Balance your work force with your needs. Approximately 65 percent of our total head-count are permanent employees. The rest are contract employees. We have resisted the temptation of doing engineering in China or India or some of these other places.
A couple of years ago, it seemed to be a panacea. We feel like we can control our quality better this way. If I have a contract employee working right next to my permanent employee, some of that ownership and loyalty rubs off. So if there were to be a downturn, we still have flexibility without affecting morale, without affecting a single employee.
In the past, when the market was good, we would just go out and hire 50 people, and when the market was bad, you would just go and fire 50 people, so it was one of those emotional roller coasters. I don’t think that’s fair to the employees, and I don’t think it’s fair to the company.
You’re losing knowledge, you’re losing know-how.
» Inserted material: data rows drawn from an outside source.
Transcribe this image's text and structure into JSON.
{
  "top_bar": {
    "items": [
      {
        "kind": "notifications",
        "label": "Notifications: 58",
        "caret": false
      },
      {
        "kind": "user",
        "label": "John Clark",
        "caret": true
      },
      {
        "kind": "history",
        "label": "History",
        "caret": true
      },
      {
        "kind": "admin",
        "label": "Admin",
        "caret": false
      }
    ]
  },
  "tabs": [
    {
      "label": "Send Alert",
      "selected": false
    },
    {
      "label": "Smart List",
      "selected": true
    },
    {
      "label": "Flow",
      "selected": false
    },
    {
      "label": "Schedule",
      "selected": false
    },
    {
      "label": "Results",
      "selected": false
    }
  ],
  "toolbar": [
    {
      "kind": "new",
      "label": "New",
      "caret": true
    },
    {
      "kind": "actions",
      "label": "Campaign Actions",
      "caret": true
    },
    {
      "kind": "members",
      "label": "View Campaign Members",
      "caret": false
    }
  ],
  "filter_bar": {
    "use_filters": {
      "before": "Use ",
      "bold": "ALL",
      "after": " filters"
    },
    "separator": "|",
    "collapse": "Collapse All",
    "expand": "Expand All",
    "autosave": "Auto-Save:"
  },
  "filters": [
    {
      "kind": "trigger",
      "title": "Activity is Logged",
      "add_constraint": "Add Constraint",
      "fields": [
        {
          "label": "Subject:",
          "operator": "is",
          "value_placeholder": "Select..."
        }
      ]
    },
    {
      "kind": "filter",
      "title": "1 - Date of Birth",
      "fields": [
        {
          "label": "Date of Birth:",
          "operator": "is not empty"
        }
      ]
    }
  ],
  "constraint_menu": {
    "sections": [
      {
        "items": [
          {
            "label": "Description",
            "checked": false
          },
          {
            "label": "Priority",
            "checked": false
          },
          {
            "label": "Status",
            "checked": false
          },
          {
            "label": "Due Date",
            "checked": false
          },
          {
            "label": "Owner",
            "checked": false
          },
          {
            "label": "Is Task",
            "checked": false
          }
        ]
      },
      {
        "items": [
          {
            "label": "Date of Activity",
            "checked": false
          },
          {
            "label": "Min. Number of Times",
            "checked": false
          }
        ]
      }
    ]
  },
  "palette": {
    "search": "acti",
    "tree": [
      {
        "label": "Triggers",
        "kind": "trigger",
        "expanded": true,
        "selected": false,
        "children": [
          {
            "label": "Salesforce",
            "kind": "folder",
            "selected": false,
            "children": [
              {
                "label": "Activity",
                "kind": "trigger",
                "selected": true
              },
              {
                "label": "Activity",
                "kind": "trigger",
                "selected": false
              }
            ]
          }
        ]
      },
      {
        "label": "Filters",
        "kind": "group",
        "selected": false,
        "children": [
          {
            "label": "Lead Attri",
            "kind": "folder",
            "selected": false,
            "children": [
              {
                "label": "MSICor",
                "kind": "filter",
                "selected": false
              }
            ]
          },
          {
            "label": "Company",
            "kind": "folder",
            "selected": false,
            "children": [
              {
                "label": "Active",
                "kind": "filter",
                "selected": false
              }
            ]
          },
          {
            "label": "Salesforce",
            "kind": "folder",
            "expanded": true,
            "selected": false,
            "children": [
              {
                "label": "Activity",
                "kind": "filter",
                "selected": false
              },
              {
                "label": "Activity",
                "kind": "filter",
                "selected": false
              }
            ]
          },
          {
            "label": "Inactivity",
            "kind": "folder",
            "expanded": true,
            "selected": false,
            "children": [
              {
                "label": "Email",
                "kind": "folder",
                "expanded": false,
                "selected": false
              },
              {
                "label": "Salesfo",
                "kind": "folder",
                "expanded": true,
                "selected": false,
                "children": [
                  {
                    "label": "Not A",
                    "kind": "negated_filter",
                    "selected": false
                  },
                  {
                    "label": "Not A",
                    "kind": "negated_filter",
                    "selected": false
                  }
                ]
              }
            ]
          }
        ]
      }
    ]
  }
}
So we look for market trends, but we resist the temptation to make wholesale changes and say, ‘Now the market’s good, it’s going to be good forever.’
We’ve been in it too long, and we know it’s going to be cyclical and that there’s going to be some adjustments down the road, but I feel like these changes are going to be as painless as possible to the company and its employees.
Hire for attitude, train for skills. I personally interview every single person that we hire in the company, including clerical people. You try to make sure that the people you have in the organization fit the organization.
In a way, it’s like a big family. It doesn’t mean that we always agree with each other, but there’s a healthy relationship whereby people can voice their opinion, they can voice their dissent, they can discuss things openly in a constructive and productive way, and we resolve things. You can’t do that if you don’t know the people in the organization, or the people don’t know you or where you come from or what you’re all about.
Let’s say you would come in as a mechanical engineer. The first interview would be with the head of engineering. He needs to satisfy himself that you have the technical skills. When people come to me, I assume that the knowledge and the skills are all taken care of. I don’t worry about that.
I’m assuming that even though you never designed anything in your life, we can teach you skills, and knowledge will come in time. Your passion, your enthusiasm, your work ethic, your integrity either you have those or you don’t.
Recognize the difference between management and leadership. There’s a difference between a good manager and a good leader. The CEO is a job that encompasses both sides of it.
From a manager’s standpoint, it’s a matter of knowing the people you work with. You have to know how they react and how they behave. Not everybody’s going to be driven by the same goals. You can’t just assume that you can give someone a 5 percent raise and they’ll be happy. People are driven by different things.
From a leadership standpoint, it’s more of an outward thing. You have to look out at what’s out there. Where’s the company going to be five years from now, what kind of people do we have, are they going to be here five years from now, 10 years from now?
If not, what are we doing to prepare for succession planning, what are we doing to prepare for different market conditions, what skills sets do you need five years from now?
Stay close to your plan. I believe in stretch goals, meaning if I think we can achieve X, our goal is X plus one. This is openly discussed with everybody. Business plans are made based on these goals.
I’m very goal- and results-oriented. You stay very close to the plan, and you learn that in life, you don’t get what you expect, you get what you inspect.
So you stay very close to it weekly, monthly or quarterly and make sure you’re achieving your goals, and if you’re not achieving them, then you discuss why and stay very close to it.
Challenge yourself and your people. I believe in challenging people, and I believe in promises made are promises kept. I don’t make promises that I can’t keep, and I hold people accountable for the promises they make.
We don’t get paid for what we think we can do, we get paid for what we can achieve. We’ve been successful at it, so I think it’s a good approach.
Share your results. In the past, I don’t think any of our employees had any idea what the performance of the company was. It was managed, very, very closely, maybe at the top level between the CEO and the CFO.
People were just asked or told what to do, so there was really no self-initiative, no involvement. Right now, basically everything is shared throughout the organization.
We have a very flat structure, and all the managers, our first and second line reports, are about 30 percent of the company, so when we have our weekly meetings, the information gets disseminated throughout the entire organization very quickly.
Be ready for criticism. Sometimes managers, leaders, CEOs are afraid to make decisions because they’re afraid of being criticized. While nobody likes criticism, there are certain small problems if you don’t deal with them, they’re not going away and they might get larger.
And there might be some opportunities that if you don’t deal with them, they may fall by the wayside. Like a good friend told me, problems aren’t like wine and cheese. They don’t get better with age. HOW TO REACH:
Core Furnace Systems Corp., www.corefurnace.com